Bobby Glenn Adkins Jr. … agreed to prepare a trust for an elderly couple for $650. But two months later, Adkins invoiced the couple for an additional $40. When the couple’s son disputed the amount, ‘Adkins began sending threatening letters stating that he would sue the couple and seek to foreclose on their home, even though he later testified that he had no intention of taking either action,’ according to the court.
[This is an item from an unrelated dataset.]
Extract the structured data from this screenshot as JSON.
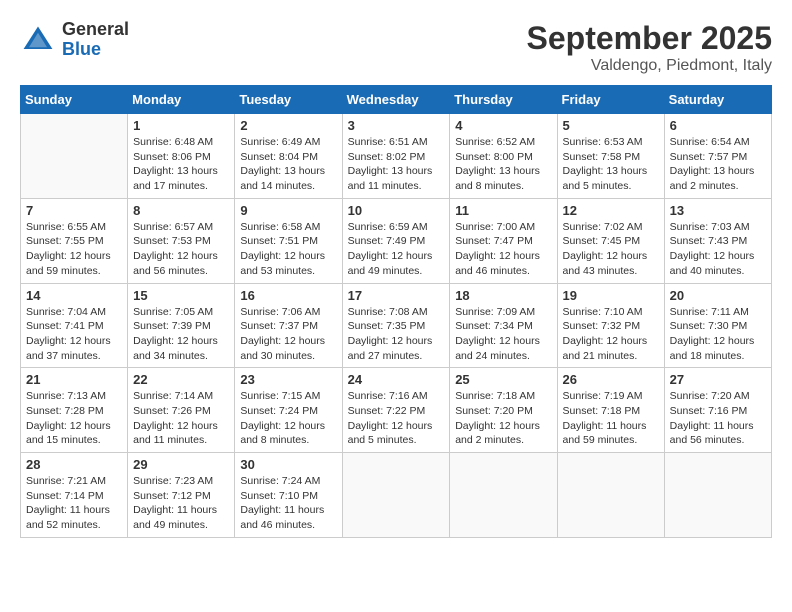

After the son filed a grievance with the bar, Adkins sent more threatening letters, sued the son for defamation and sent the couple an invoice for $370, according to the [Georgia Supreme Court’s disciplinary decision]. ‘Although the invoice indicated the bill was for legal services, the additional charge was actually for Adkins’ time in responding to the bar complaint and in drafting the lawsuit against the couple’s son,’ the decision stated.
What can you say about Mr. Atkins? Obviously, he isn’t the sort of person who would benefit by attending a seminar on ethics.
P.S. If you want a practice optimized for remote work & virtual collaboration, get this 24-page guide.